■ Problem description
Return all of the material exactly; no line may be dropped.

■ Extracted entries
• • • • •

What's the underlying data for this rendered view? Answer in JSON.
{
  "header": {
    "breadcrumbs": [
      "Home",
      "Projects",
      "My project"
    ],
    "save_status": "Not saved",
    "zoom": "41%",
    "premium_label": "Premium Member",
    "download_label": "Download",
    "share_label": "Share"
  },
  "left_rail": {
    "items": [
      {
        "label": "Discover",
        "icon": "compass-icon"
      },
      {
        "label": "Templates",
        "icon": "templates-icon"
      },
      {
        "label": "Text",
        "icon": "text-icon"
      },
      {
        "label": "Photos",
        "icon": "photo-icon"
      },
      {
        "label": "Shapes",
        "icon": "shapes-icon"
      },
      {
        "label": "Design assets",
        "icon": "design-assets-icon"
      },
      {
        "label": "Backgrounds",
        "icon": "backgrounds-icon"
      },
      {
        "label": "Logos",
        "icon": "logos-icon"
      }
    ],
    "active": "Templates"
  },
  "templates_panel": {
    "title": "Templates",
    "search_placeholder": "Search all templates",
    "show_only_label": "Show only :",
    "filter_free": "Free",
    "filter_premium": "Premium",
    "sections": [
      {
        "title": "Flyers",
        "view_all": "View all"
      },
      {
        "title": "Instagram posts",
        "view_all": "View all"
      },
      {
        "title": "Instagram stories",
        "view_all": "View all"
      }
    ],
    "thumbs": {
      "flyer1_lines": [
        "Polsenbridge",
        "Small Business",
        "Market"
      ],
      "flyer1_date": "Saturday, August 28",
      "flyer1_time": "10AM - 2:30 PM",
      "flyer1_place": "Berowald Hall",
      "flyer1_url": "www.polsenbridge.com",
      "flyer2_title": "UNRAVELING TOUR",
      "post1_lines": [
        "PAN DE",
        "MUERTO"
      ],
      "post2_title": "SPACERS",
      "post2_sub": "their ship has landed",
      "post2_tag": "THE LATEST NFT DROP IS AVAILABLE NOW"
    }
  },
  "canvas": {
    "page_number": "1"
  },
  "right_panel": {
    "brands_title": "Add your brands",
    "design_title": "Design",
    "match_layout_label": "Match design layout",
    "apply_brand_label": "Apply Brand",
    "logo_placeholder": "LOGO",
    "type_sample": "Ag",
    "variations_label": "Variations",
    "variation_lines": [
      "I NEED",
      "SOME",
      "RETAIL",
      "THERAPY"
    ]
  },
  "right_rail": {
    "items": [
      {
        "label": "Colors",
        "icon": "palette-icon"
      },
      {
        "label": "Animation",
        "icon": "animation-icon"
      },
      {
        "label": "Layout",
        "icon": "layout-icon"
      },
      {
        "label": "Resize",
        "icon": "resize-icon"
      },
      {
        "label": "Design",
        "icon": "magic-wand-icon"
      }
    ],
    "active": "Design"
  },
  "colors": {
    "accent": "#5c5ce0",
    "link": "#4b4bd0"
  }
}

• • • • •

■ The completed task
What's the underlying data for this rendered view? Answer in JSON.
{
  "header": {
    "breadcrumbs": [
      "Home",
      "Projects",
      "My project"
    ],
    "save_status": "Not saved",
    "zoom": "41%",
    "premium_label": "Premium Member",
    "download_label": "Download",
    "share_label": "Share"
  },
  "left_rail": {
    "items": [
      {
        "label": "Discover",
        "icon": "compass-icon"
      },
      {
        "label": "Templates",
        "icon": "templates-icon"
      },
      {
        "label": "Text",
        "icon": "text-icon"
      },
      {
        "label": "Photos",
        "icon": "photo-icon"
      },
      {
        "label": "Shapes",
        "icon": "shapes-icon"
      },
      {
        "label": "Design assets",
        "icon": "design-assets-icon"
      },
      {
        "label": "Backgrounds",
        "icon": "backgrounds-icon"
      },
      {
        "label": "Logos",
        "icon": "logos-icon"
      }
    ],
    "active": "Templates"
  },
  "templates_panel": {
    "title": "Templates",
    "search_placeholder": "Search all templates",
    "show_only_label": "Show only :",
    "filter_free": "Free",
    "filter_premium": "Premium",
    "sections": [
      {
        "title": "Flyers",
        "view_all": "View all"
      },
      {
        "title": "Instagram posts",
        "view_all": "View all"
      },
      {
        "title": "Instagram stories",
        "view_all": "View all"
      }
    ],
    "thumbs": {
      "flyer1_lines": [
        "Polsenbridge",
        "Small Business",
        "Market"
      ],
      "flyer1_date": "Saturday, August 28",
      "flyer1_time": "10AM - 2:30 PM",
      "flyer1_place": "Berowald Hall",
      "flyer1_url": "www.polsenbridge.com",
      "flyer2_title": "UNRAVELING TOUR",
      "post1_lines": [
        "PAN DE",
        "MUERTO"
      ],
      "post2_title": "SPACERS",
      "post2_sub": "their ship has landed",
      "post2_tag": "THE LATEST NFT DROP IS AVAILABLE NOW"
    }
  },
  "canvas": {
    "page_number": "1"
  },
  "right_panel": {
    "brands_title": "Add your brands",
    "design_title": "Design",
    "match_layout_label": "Match design layout",
    "apply_brand_label": "Apply Brand",
    "logo_placeholder": "LOGO",
    "type_sample": "Ag",
    "variations_label": "Variations",
    "variation_lines": [
      "I NEED",
      "SOME",
      "RETAIL",
      "THERAPY"
    ]
  },
  "right_rail": {
    "items": [
      {
        "label": "Colors",
        "icon": "palette-icon"
      },
      {
        "label": "Animation",
        "icon": "animation-icon"
      },
      {
        "label": "Layout",
        "icon": "layout-icon"
      },
      {
        "label": "Resize",
        "icon": "resize-icon"
      },
      {
        "label": "Design",
        "icon": "magic-wand-icon"
      }
    ],
    "active": "Design"
  },
  "colors": {
    "accent": "#5c5ce0",
    "link": "#4b4bd0"
  }
}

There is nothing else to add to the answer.